Today we look more in detail about storage types namely FSx and EFS offered by AWS, their comparison i.e. Amazon FSx vs EFS understanding the key differences and use cases.
What is Amazon FSx?
Amazon FSx allows the launch of file systems in the cloud, and supports options such as NetApp ONTAP, OpenZFS, Windows File Server, and Lustre. It is a high performance storage solution with cost savings. It is ideal for machine learning, high performance computing and video processing.
Amazon FSx in windows is a fully managed file storage service with compatibility to SMB protocol used in windows-based applications. For NetApp ONTAP it offers high performance file storage accessible via Linux, Windows, and MacOS compute instances supported with protocols such as NFS, SMB, and iSCSI. Its OpenZFS service is accessible via instances or containers via the NFS protocol.
What is Amazon EFS?
Amazon EFS is an Auto Scalable – Elastic File System which is ideally suited for applications with high workloads which requires a scalable storage and fast output and if workload decreases so as the storage capacity is brought down. EFS can be mounted on AWS services such as EC2 and access it from virtual machines. Ideal use cases for EFS are shared volumes like NAS devices, big data analysis, and any scalable workload.
Secure access is provided using AWS Identity and Access Management (IAM), Amazon Virtual Private Cloud (Amazon VPC). With EFS you pay only for the storage you use so it is a cost-effective solution to manage storage needs.
Key Differences: Amazon FSx vs EFS
The key differences between the two are:
Amazon FSx for Windows is accessible via windows, Linux and MacOS compute instances and devices. Amazon FSx for Lustre is used only by Linux based instances. AWS EFS is accessible via EC2 machines and can be mounted on AWS services.
FSx has elastic network interface. While, EFS has web and file system interface.
FSx is a file type storage. On the other hand, EFS is an object type storage.
In FSx, the storage capacity needs to be increased manually and only every six hours you can do so. EFS automatically scales in storage to handle petabytes of data.
FSx windows can be deployed in multiple AZs or a single AZ. Multi-AZ provides automatic failovers.
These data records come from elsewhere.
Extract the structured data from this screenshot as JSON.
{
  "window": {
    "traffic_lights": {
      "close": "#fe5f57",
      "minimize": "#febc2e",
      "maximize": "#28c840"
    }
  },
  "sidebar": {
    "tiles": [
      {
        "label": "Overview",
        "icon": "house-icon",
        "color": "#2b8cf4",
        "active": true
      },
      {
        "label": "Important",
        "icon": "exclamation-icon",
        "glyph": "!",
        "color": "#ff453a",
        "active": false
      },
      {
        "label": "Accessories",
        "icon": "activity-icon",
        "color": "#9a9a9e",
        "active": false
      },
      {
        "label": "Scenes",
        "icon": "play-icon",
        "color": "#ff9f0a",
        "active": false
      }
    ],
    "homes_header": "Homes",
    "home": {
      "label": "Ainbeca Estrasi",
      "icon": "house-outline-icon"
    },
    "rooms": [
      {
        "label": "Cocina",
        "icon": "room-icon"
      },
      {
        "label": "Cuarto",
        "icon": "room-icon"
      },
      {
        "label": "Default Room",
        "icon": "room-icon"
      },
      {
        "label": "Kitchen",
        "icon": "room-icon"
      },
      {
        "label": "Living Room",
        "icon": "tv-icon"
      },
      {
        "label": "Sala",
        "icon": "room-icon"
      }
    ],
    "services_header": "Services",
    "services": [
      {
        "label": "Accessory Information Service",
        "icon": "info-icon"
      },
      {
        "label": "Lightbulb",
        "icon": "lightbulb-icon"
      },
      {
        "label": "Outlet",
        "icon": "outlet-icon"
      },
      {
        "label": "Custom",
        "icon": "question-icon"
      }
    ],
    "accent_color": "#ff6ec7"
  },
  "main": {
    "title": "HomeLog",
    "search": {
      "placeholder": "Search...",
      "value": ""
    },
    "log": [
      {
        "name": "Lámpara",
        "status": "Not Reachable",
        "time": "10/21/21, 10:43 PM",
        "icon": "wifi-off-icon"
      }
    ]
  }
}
FSx for Lustre has two deployment options – scratch file systems data is not replicated hence it is not available if server fails whereas persistent file systems data is auto replicated within AZ which is associated with file system. EFS file system object of standard storage is stored redundantly across multiple AZs.
FSx has low transfer rates and EFS is faster.
Common use cases for FSx for Windows are CRM, ERP, custom or .NET applications, home directories, data analytics, media and entertainment workflows, software build environments and Microsoft SQL server. And the common use cases for FSx for Lustre are machine learning, high performance computing (HPC), video processing, financial modelling, genome sequencing and electronic design automation (EDA)
On the other hand, EFS is ideal for applications that require scalability and faster output and sharable workloads such as EC2 instances. Additionally, Big data and analytics workloads, media processing workflows, content management, web servicing and home directories are also the common use cases of EFS.
FSx for Windows encrypted file system data and backups at rest using keys managed via AWS KMS. Data in motion uses SMB Kerberos session keys for encryption. FSx for Lustre encrypts file system data and backups at rest using keys managed via AWS KMS and encrypts data in motion when accessed from EC2 supported instances.
EFS gives the ability to encrypt data at rest and in motion. Data at Rest is encrypted using AWS KMS and for data in motion encryption TLS 1.2 is used.
Comparison Table: Amazon FSx vs EFS
Below table summarizes the differences between the two:
Download the comparison table: AWS FSx vs EFS